## STORED DATA
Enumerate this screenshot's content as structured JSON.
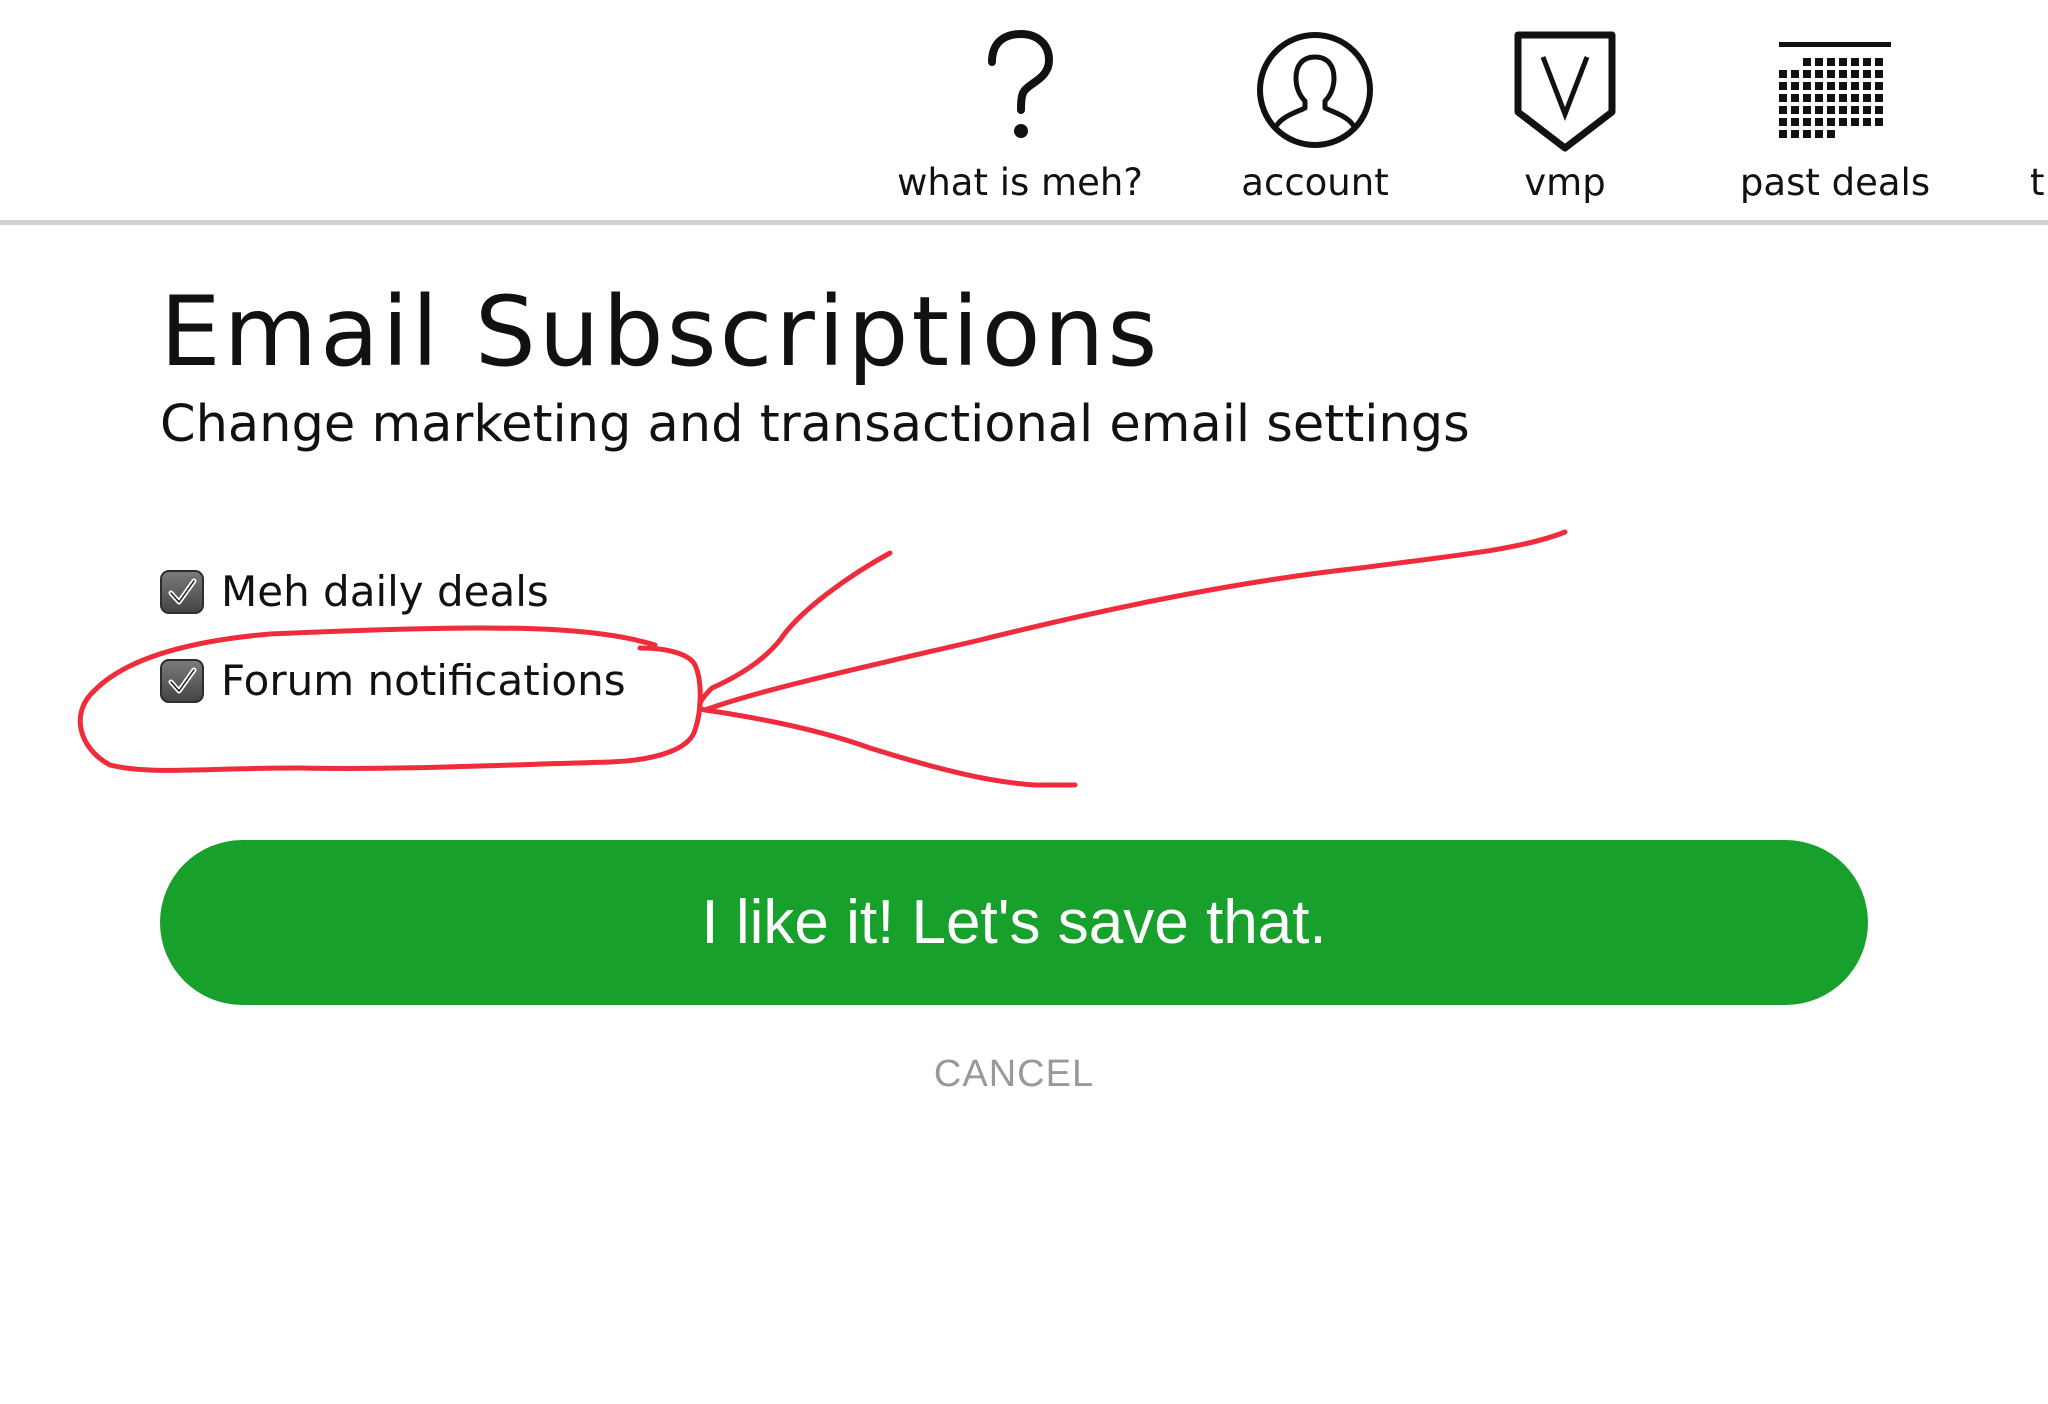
{
  "nav": {
    "items": [
      {
        "label": "what is meh?",
        "icon": "question-mark-icon"
      },
      {
        "label": "account",
        "icon": "user-circle-icon"
      },
      {
        "label": "vmp",
        "icon": "v-shield-icon"
      },
      {
        "label": "past deals",
        "icon": "calendar-grid-icon"
      },
      {
        "label": "t",
        "icon": ""
      }
    ]
  },
  "page": {
    "title": "Email Subscriptions",
    "subtitle": "Change marketing and transactional email settings"
  },
  "options": [
    {
      "label": "Meh daily deals",
      "checked": true
    },
    {
      "label": "Forum notifications",
      "checked": true
    }
  ],
  "actions": {
    "save_label": "I like it! Let's save that.",
    "cancel_label": "CANCEL"
  },
  "colors": {
    "save_button": "#17a02c",
    "annotation": "#ee2c3c",
    "cancel_text": "#999999",
    "divider": "#cfcfcf"
  }
}
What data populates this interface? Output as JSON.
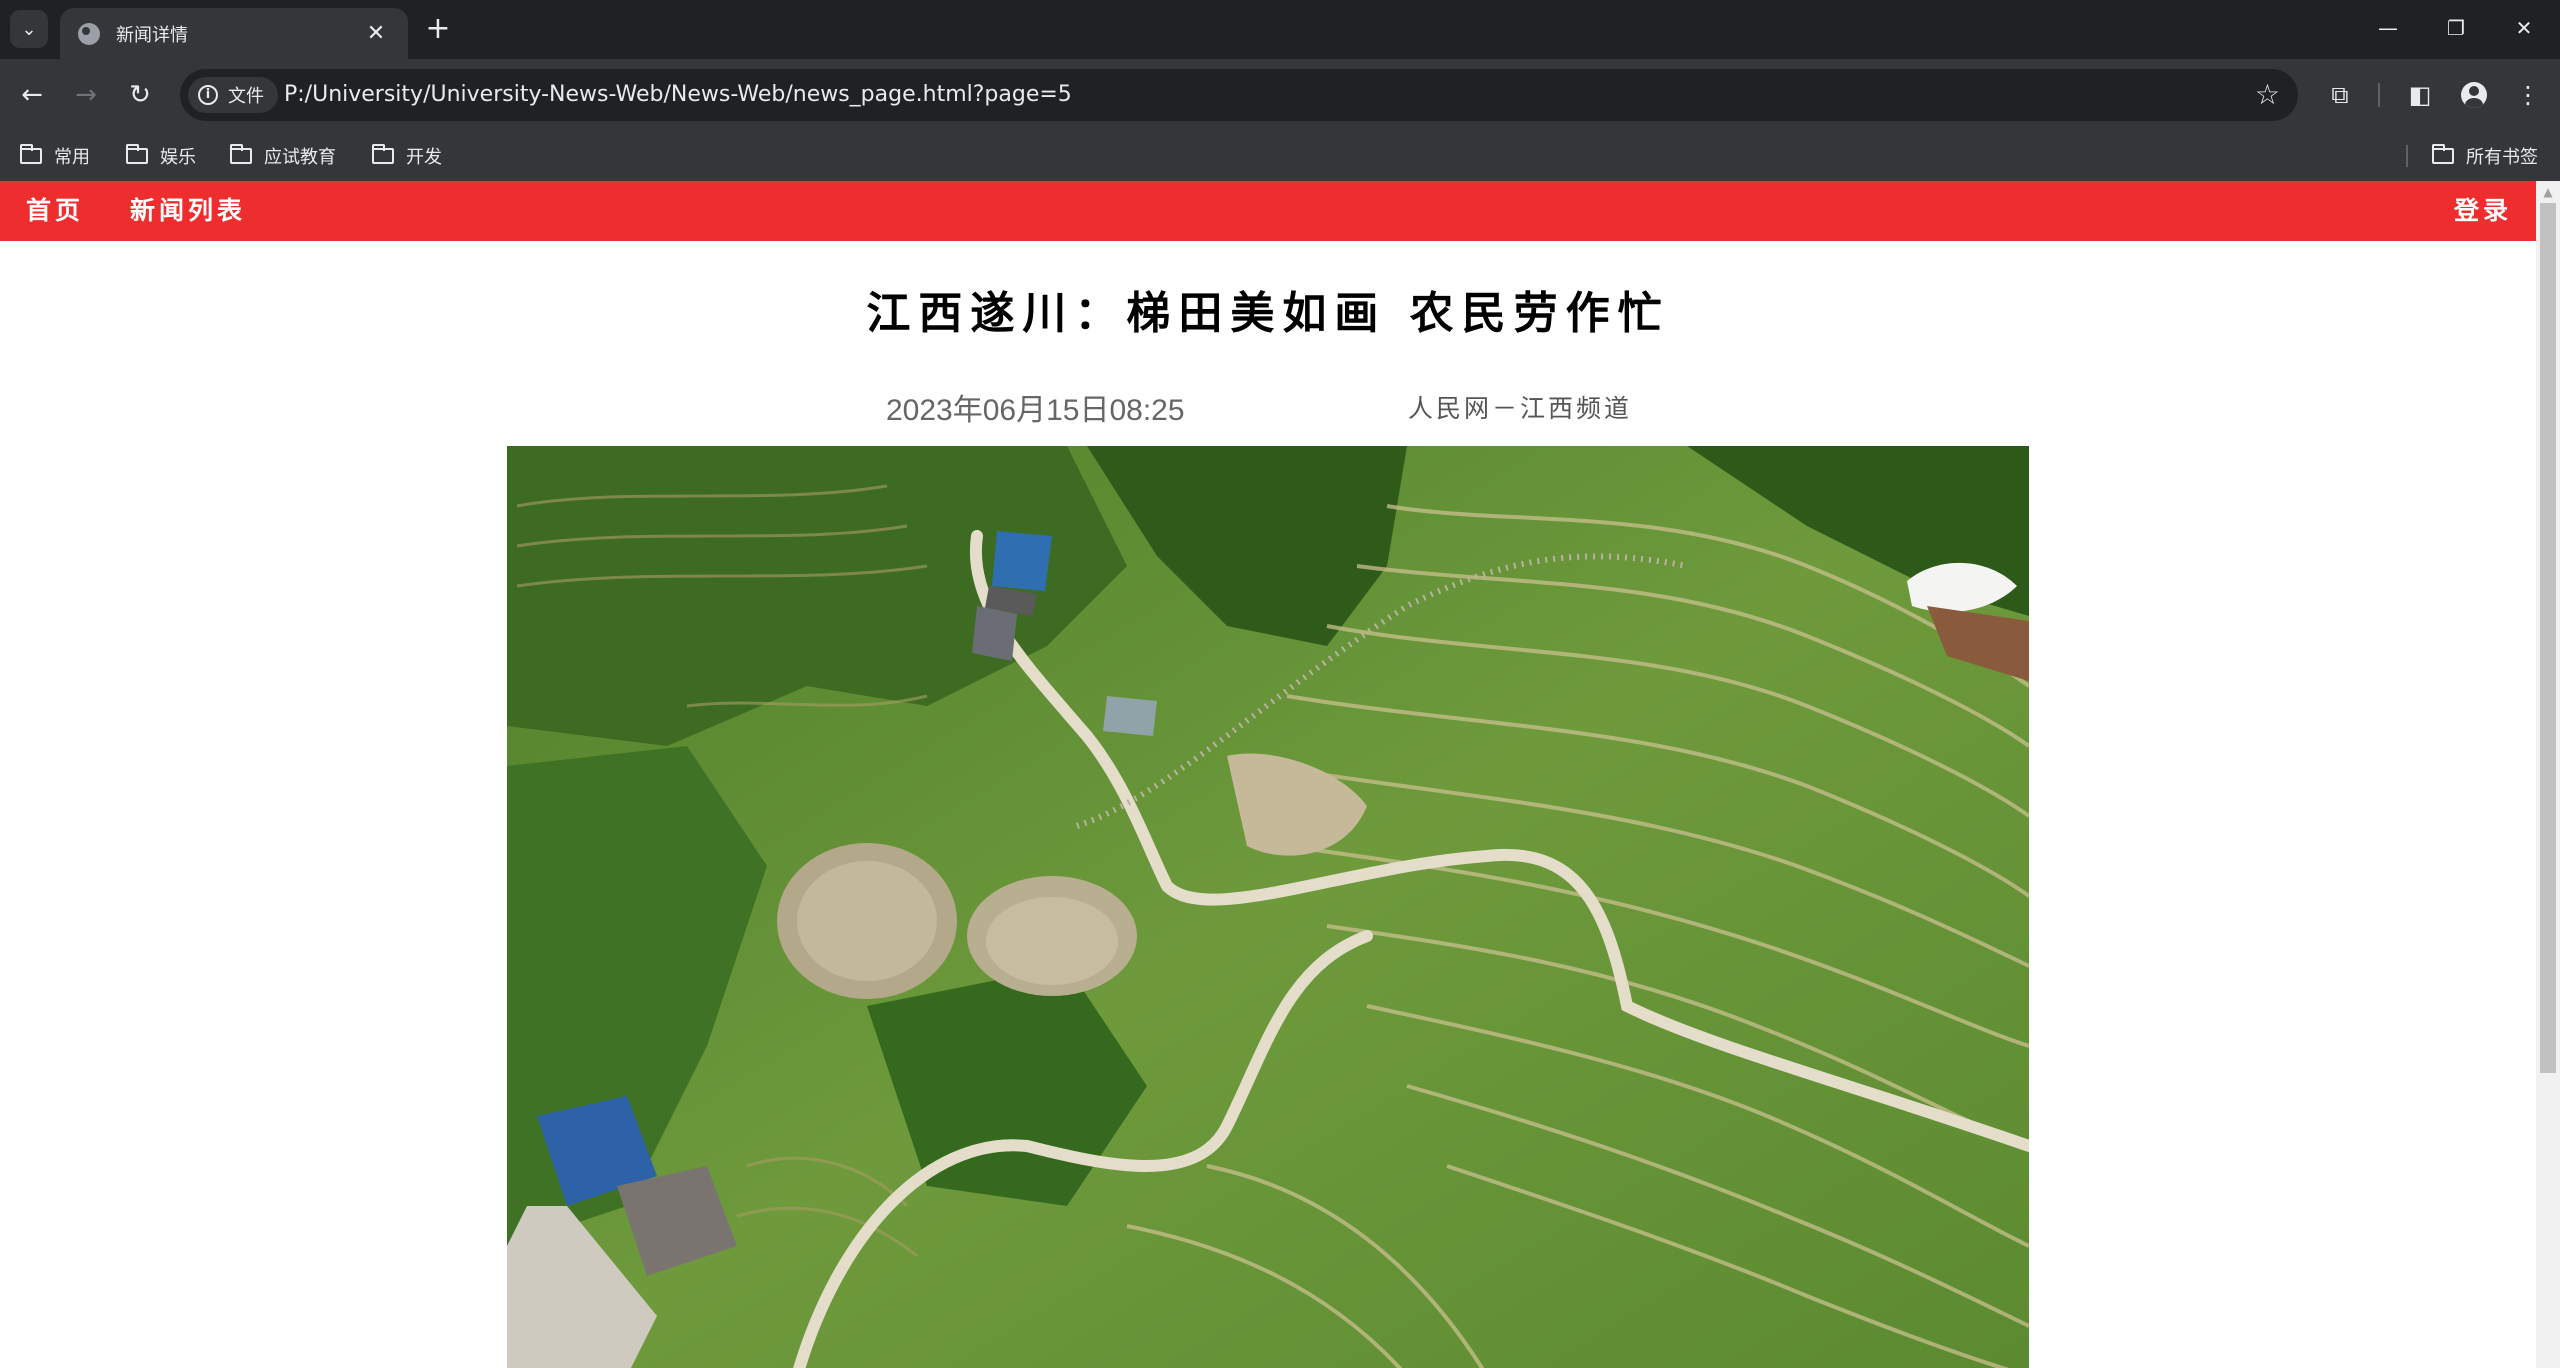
{
  "browser": {
    "tab_title": "新闻详情",
    "address_chip": "文件",
    "url": "P:/University/University-News-Web/News-Web/news_page.html?page=5",
    "bookmarks": [
      "常用",
      "娱乐",
      "应试教育",
      "开发"
    ],
    "all_bookmarks": "所有书签"
  },
  "site_nav": {
    "home": "首页",
    "news_list": "新闻列表",
    "login": "登录"
  },
  "article": {
    "title": "江西遂川：梯田美如画 农民劳作忙",
    "date": "2023年06月15日08:25",
    "source": "人民网－江西频道"
  }
}
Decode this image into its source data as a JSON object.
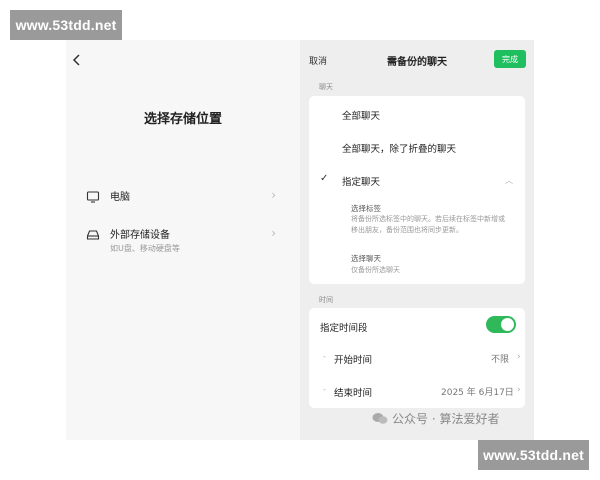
{
  "watermarks": {
    "top": "www.53tdd.net",
    "bottom": "www.53tdd.net"
  },
  "left_panel": {
    "back_icon": "chevron-left-icon",
    "title": "选择存储位置",
    "locations": [
      {
        "icon": "monitor-icon",
        "title": "电脑",
        "subtitle": ""
      },
      {
        "icon": "drive-icon",
        "title": "外部存储设备",
        "subtitle": "如U盘、移动硬盘等"
      }
    ]
  },
  "right_panel": {
    "cancel": "取消",
    "title": "需备份的聊天",
    "done": "完成",
    "chat_section_label": "聊天",
    "options": [
      {
        "label": "全部聊天",
        "checked": false
      },
      {
        "label": "全部聊天，除了折叠的聊天",
        "checked": false
      },
      {
        "label": "指定聊天",
        "checked": true
      }
    ],
    "sub_options": [
      {
        "title": "选择标签",
        "desc": "将备份所选标签中的聊天。若后续在标签中新增或移出朋友，备份范围也将同步更新。"
      },
      {
        "title": "选择聊天",
        "desc": "仅备份所选聊天"
      }
    ],
    "time_section_label": "时间",
    "time_toggle_label": "指定时间段",
    "time_toggle_on": true,
    "start_label": "开始时间",
    "start_value": "不限",
    "end_label": "结束时间",
    "end_value": "2025 年 6月17日"
  },
  "footer_watermark": "公众号 · 算法爱好者",
  "colors": {
    "accent_green": "#1fbf5f",
    "toggle_green": "#2fb95a"
  }
}
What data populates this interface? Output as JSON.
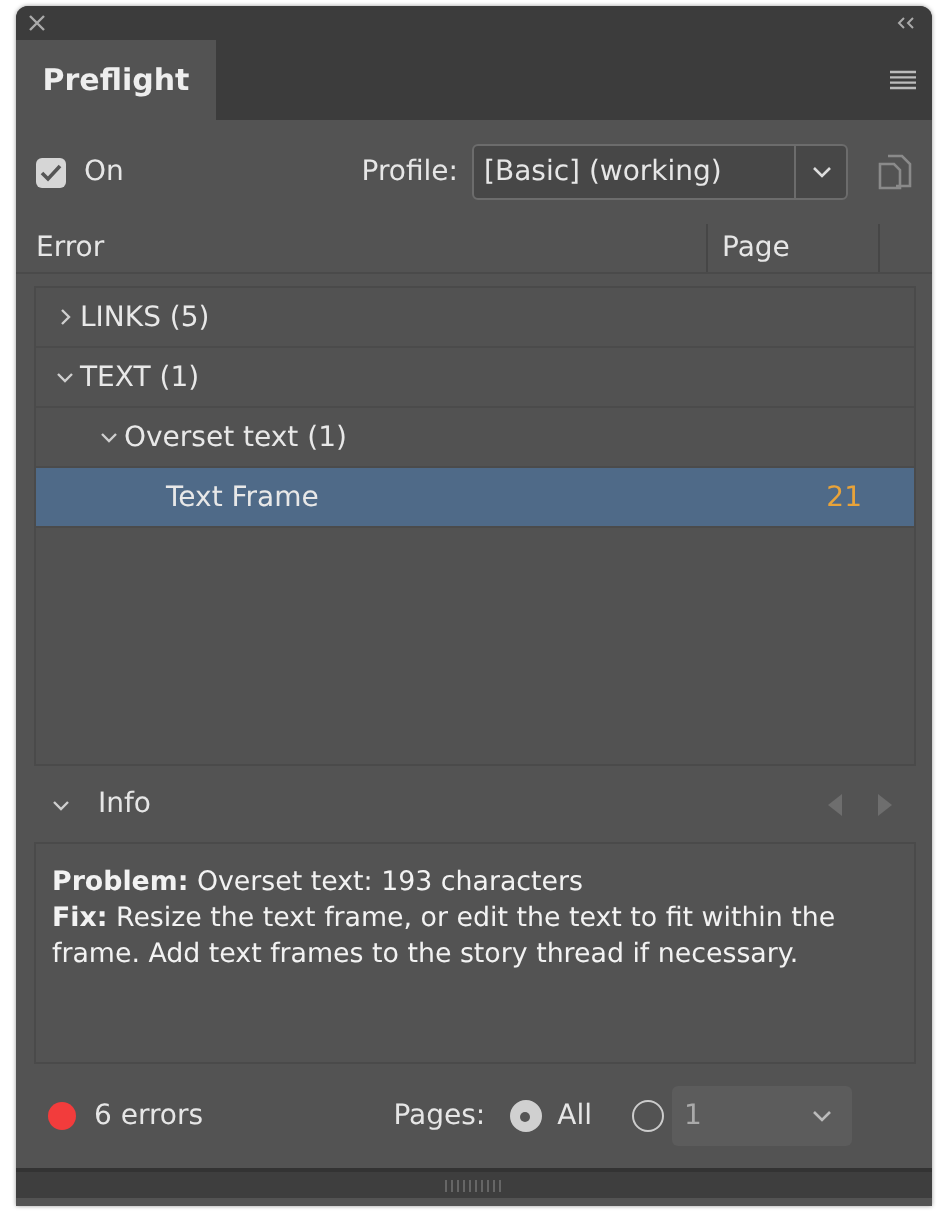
{
  "tab": {
    "label": "Preflight",
    "selected": true
  },
  "on_toggle": {
    "label": "On",
    "checked": true
  },
  "profile": {
    "label": "Profile:",
    "value": "[Basic] (working)"
  },
  "columns": [
    "Error",
    "Page"
  ],
  "tree": [
    {
      "label": "LINKS (5)",
      "expanded": false,
      "selected": false
    },
    {
      "label": "TEXT (1)",
      "expanded": true,
      "selected": false,
      "children": [
        {
          "label": "Overset text (1)",
          "expanded": true,
          "selected": false,
          "children": [
            {
              "label": "Text Frame",
              "page": "21",
              "selected": true
            }
          ]
        }
      ]
    }
  ],
  "info": {
    "title": "Info",
    "expanded": true,
    "lines": [
      "**Problem:** Overset text: 193 characters",
      "**Fix:** Resize the text frame, or edit the text to fit within the frame. Add text frames to the story thread if necessary."
    ]
  },
  "status": {
    "color": "#f23c3c",
    "errors": "6 errors",
    "pages_label": "Pages:",
    "options": [
      {
        "kind": "all",
        "label": "All",
        "selected": true
      },
      {
        "kind": "range",
        "value": "1",
        "selected": false
      }
    ]
  }
}
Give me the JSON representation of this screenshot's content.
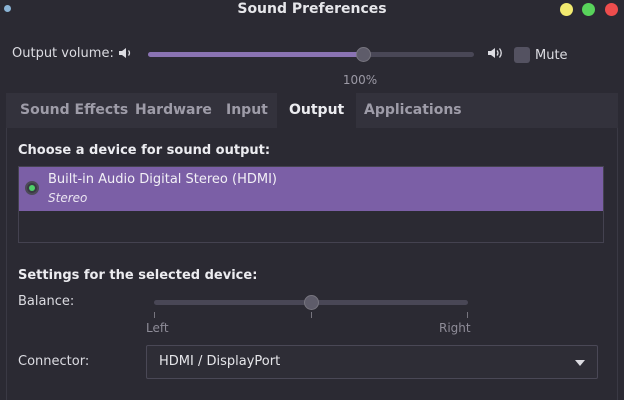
{
  "window": {
    "title": "Sound Preferences"
  },
  "volume": {
    "label": "Output volume:",
    "level_percent": 66,
    "value_text": "100%",
    "mute_label": "Mute",
    "mute_checked": false,
    "low_icon": "speaker-low-icon",
    "high_icon": "speaker-high-icon"
  },
  "tabs": [
    {
      "label": "Sound Effects",
      "active": false
    },
    {
      "label": "Hardware",
      "active": false
    },
    {
      "label": "Input",
      "active": false
    },
    {
      "label": "Output",
      "active": true
    },
    {
      "label": "Applications",
      "active": false
    }
  ],
  "output": {
    "device_heading": "Choose a device for sound output:",
    "devices": [
      {
        "name": "Built-in Audio Digital Stereo (HDMI)",
        "profile": "Stereo",
        "selected": true
      }
    ],
    "settings_heading": "Settings for the selected device:",
    "balance": {
      "label": "Balance:",
      "value": 0,
      "left_label": "Left",
      "right_label": "Right"
    },
    "connector": {
      "label": "Connector:",
      "value": "HDMI / DisplayPort"
    }
  },
  "colors": {
    "accent": "#7b5fa6",
    "slider_fill": "#8a73b3",
    "radio_active": "#4fd06a",
    "close": "#ee4d4d",
    "maximize": "#58d35b",
    "minimize": "#f2ea70"
  }
}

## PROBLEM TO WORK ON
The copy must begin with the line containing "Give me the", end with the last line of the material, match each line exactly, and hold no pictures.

## RESPONSE
Give me the JSON representation of this screenshot's content.
{
  "window": {
    "title": "Sound Preferences"
  },
  "volume": {
    "label": "Output volume:",
    "level_percent": 66,
    "value_text": "100%",
    "mute_label": "Mute",
    "mute_checked": false,
    "low_icon": "speaker-low-icon",
    "high_icon": "speaker-high-icon"
  },
  "tabs": [
    {
      "label": "Sound Effects",
      "active": false
    },
    {
      "label": "Hardware",
      "active": false
    },
    {
      "label": "Input",
      "active": false
    },
    {
      "label": "Output",
      "active": true
    },
    {
      "label": "Applications",
      "active": false
    }
  ],
  "output": {
    "device_heading": "Choose a device for sound output:",
    "devices": [
      {
        "name": "Built-in Audio Digital Stereo (HDMI)",
        "profile": "Stereo",
        "selected": true
      }
    ],
    "settings_heading": "Settings for the selected device:",
    "balance": {
      "label": "Balance:",
      "value": 0,
      "left_label": "Left",
      "right_label": "Right"
    },
    "connector": {
      "label": "Connector:",
      "value": "HDMI / DisplayPort"
    }
  },
  "colors": {
    "accent": "#7b5fa6",
    "slider_fill": "#8a73b3",
    "radio_active": "#4fd06a",
    "close": "#ee4d4d",
    "maximize": "#58d35b",
    "minimize": "#f2ea70"
  }
}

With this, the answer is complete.